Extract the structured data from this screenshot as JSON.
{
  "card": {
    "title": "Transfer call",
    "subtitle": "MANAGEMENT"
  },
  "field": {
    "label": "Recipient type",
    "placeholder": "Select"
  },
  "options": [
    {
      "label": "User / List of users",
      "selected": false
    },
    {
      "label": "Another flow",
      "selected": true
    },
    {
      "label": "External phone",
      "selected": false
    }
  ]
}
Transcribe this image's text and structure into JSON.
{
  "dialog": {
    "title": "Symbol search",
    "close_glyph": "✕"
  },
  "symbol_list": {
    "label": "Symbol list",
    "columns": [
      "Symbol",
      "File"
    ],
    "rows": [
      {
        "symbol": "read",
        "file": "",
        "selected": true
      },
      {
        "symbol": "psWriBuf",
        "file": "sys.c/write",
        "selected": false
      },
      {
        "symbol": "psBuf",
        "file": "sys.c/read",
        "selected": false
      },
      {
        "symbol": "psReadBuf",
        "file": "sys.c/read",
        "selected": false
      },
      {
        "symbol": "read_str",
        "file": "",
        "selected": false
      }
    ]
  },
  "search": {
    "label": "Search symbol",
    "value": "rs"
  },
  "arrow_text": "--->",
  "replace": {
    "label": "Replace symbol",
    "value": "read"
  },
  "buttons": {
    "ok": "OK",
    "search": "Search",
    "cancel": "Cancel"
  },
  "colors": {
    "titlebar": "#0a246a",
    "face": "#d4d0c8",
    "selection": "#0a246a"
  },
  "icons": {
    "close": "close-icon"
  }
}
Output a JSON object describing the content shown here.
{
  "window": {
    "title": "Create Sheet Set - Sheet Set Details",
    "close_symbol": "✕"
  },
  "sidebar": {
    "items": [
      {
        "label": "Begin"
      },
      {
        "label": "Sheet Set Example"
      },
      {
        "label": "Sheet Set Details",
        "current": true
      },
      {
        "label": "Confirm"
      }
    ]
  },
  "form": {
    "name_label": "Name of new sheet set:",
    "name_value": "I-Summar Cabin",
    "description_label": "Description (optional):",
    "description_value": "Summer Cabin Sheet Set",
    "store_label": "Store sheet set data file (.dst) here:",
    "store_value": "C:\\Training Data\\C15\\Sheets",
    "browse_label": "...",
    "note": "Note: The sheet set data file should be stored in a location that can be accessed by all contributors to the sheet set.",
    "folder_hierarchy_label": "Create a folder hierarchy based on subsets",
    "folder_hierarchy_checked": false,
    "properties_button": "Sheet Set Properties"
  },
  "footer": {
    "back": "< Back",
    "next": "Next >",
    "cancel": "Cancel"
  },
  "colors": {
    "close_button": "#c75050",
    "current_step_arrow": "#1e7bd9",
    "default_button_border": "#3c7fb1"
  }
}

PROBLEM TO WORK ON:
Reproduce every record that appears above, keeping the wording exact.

ANSWER AREA:
Extract the structured data from this screenshot as JSON.
{
  "card": {
    "title": "Transfer call",
    "subtitle": "MANAGEMENT"
  },
  "field": {
    "label": "Recipient type",
    "placeholder": "Select"
  },
  "options": [
    {
      "label": "User / List of users",
      "selected": false
    },
    {
      "label": "Another flow",
      "selected": true
    },
    {
      "label": "External phone",
      "selected": false
    }
  ]
}
Transcribe this image's text and structure into JSON.
{
  "dialog": {
    "title": "Symbol search",
    "close_glyph": "✕"
  },
  "symbol_list": {
    "label": "Symbol list",
    "columns": [
      "Symbol",
      "File"
    ],
    "rows": [
      {
        "symbol": "read",
        "file": "",
        "selected": true
      },
      {
        "symbol": "psWriBuf",
        "file": "sys.c/write",
        "selected": false
      },
      {
        "symbol": "psBuf",
        "file": "sys.c/read",
        "selected": false
      },
      {
        "symbol": "psReadBuf",
        "file": "sys.c/read",
        "selected": false
      },
      {
        "symbol": "read_str",
        "file": "",
        "selected": false
      }
    ]
  },
  "search": {
    "label": "Search symbol",
    "value": "rs"
  },
  "arrow_text": "--->",
  "replace": {
    "label": "Replace symbol",
    "value": "read"
  },
  "buttons": {
    "ok": "OK",
    "search": "Search",
    "cancel": "Cancel"
  },
  "colors": {
    "titlebar": "#0a246a",
    "face": "#d4d0c8",
    "selection": "#0a246a"
  },
  "icons": {
    "close": "close-icon"
  }
}
Output a JSON object describing the content shown here.
{
  "window": {
    "title": "Create Sheet Set - Sheet Set Details",
    "close_symbol": "✕"
  },
  "sidebar": {
    "items": [
      {
        "label": "Begin"
      },
      {
        "label": "Sheet Set Example"
      },
      {
        "label": "Sheet Set Details",
        "current": true
      },
      {
        "label": "Confirm"
      }
    ]
  },
  "form": {
    "name_label": "Name of new sheet set:",
    "name_value": "I-Summar Cabin",
    "description_label": "Description (optional):",
    "description_value": "Summer Cabin Sheet Set",
    "store_label": "Store sheet set data file (.dst) here:",
    "store_value": "C:\\Training Data\\C15\\Sheets",
    "browse_label": "...",
    "note": "Note: The sheet set data file should be stored in a location that can be accessed by all contributors to the sheet set.",
    "folder_hierarchy_label": "Create a folder hierarchy based on subsets",
    "folder_hierarchy_checked": false,
    "properties_button": "Sheet Set Properties"
  },
  "footer": {
    "back": "< Back",
    "next": "Next >",
    "cancel": "Cancel"
  },
  "colors": {
    "close_button": "#c75050",
    "current_step_arrow": "#1e7bd9",
    "default_button_border": "#3c7fb1"
  }
}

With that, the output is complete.